Forecast: “We now have the right conditions to work differently”
By mid-2018, those who applied for asylum prior to 2017 will have received a decision in their cases.
“We have now created the right conditions for working differently, in a way that utilises the agency’s full capabilities. We have settled a quarter of a million asylum cases over the last three years”, says Mikael Ribbenvik, Director-General of the Swedish Migration Agency.
The number of people applying for asylum in Sweden is stable, and this development is expected to continue over the course of the year. In total, it is expected that 23,000 people will apply for asylum, of which 1,500 will be unaccompanied minors. It is expected that the number of asylum seekers will increase to 29,000 next year, based on the fact that the temporary law will expire in the middle of that year.
Many people are in the later stages of the asylum process
This steady development, coupled with the fact that older cases now have been settled, means that the Migration Agency can switch its focus from reception and asylum examination to the later stages of the asylum process. This means that more energy will be put into detention centres, process of return and judicial process.
According to the current forecast, it is expected that the number of open cases that have yet to receive a decision will decrease from 36,700 to 12,800 during 2018.
“We want to get back to real-time case handling as quickly as possible − which is to say, a situation where cases are handled as they come in so as to avoid the need for additions, changes in case officers, and so on during the waiting time”, says Mikael Ribbenvik.
Shorter waiting times toward the end of the year
The increasingly long waiting times we have seen over the last few years will start to decrease. Waiting times have already gone down in studies-type cases, while new asylum- and work permit cases are expected to have waiting times of less than four months from the second half of the year onward.

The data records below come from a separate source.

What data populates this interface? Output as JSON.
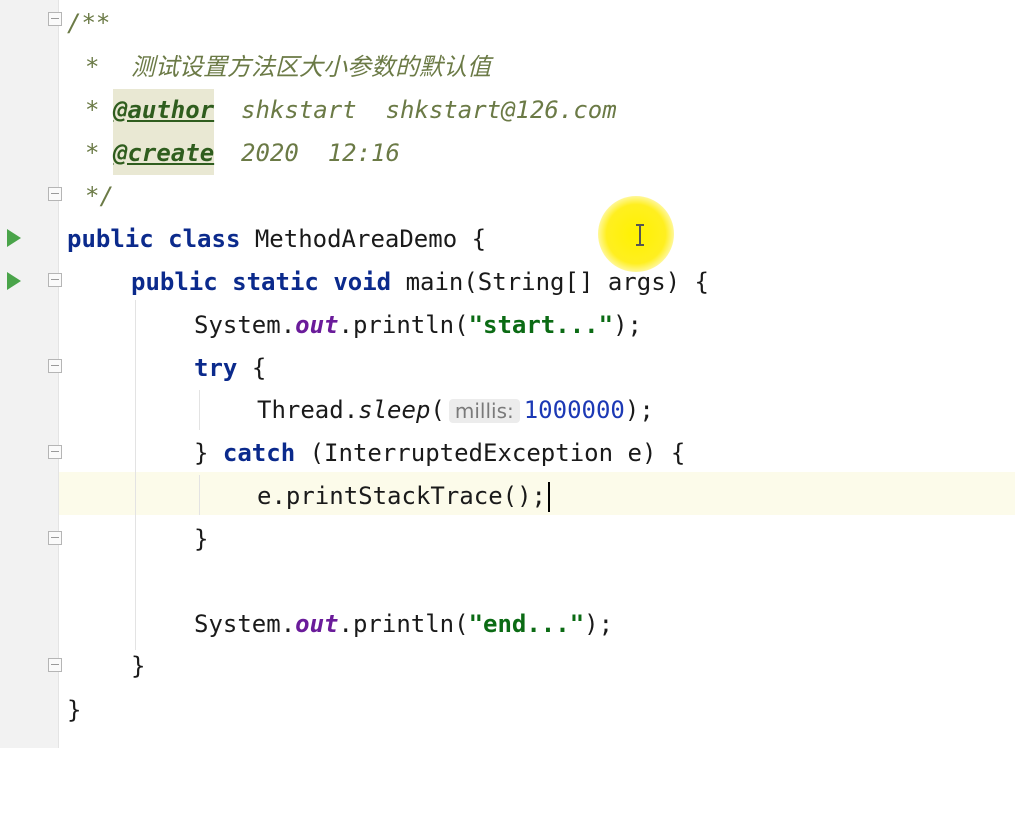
{
  "editor": {
    "comment": {
      "open": "/**",
      "star": "*",
      "description": "测试设置方法区大小参数的默认值",
      "author_tag": "@author",
      "author_value": "shkstart  shkstart@126.com",
      "create_tag": "@create",
      "create_value": "2020  12:16",
      "close": "*/"
    },
    "class_decl": {
      "kw_public": "public",
      "kw_class": "class",
      "name": "MethodAreaDemo",
      "brace": "{"
    },
    "main_decl": {
      "kw_public": "public",
      "kw_static": "static",
      "kw_void": "void",
      "signature": "main(String[] args) {"
    },
    "println_start": {
      "prefix": "System.",
      "field": "out",
      "method": ".println(",
      "string": "\"start...\"",
      "suffix": ");"
    },
    "try_line": {
      "kw": "try",
      "brace": "{"
    },
    "sleep_line": {
      "prefix": "Thread.",
      "method": "sleep",
      "paren": "(",
      "hint": "millis:",
      "number": "1000000",
      "suffix": ");"
    },
    "catch_line": {
      "brace": "}",
      "kw": "catch",
      "rest": "(InterruptedException e) {"
    },
    "print_stack": {
      "text": "e.printStackTrace();"
    },
    "close_try": {
      "text": "}"
    },
    "println_end": {
      "prefix": "System.",
      "field": "out",
      "method": ".println(",
      "string": "\"end...\"",
      "suffix": ");"
    },
    "close_main": {
      "text": "}"
    },
    "close_class": {
      "text": "}"
    }
  }
}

"The agency is now focusing on creating an overall capacity for the future that we will be able to adapt continually based on our mission”, Mikael Ribbenvik says.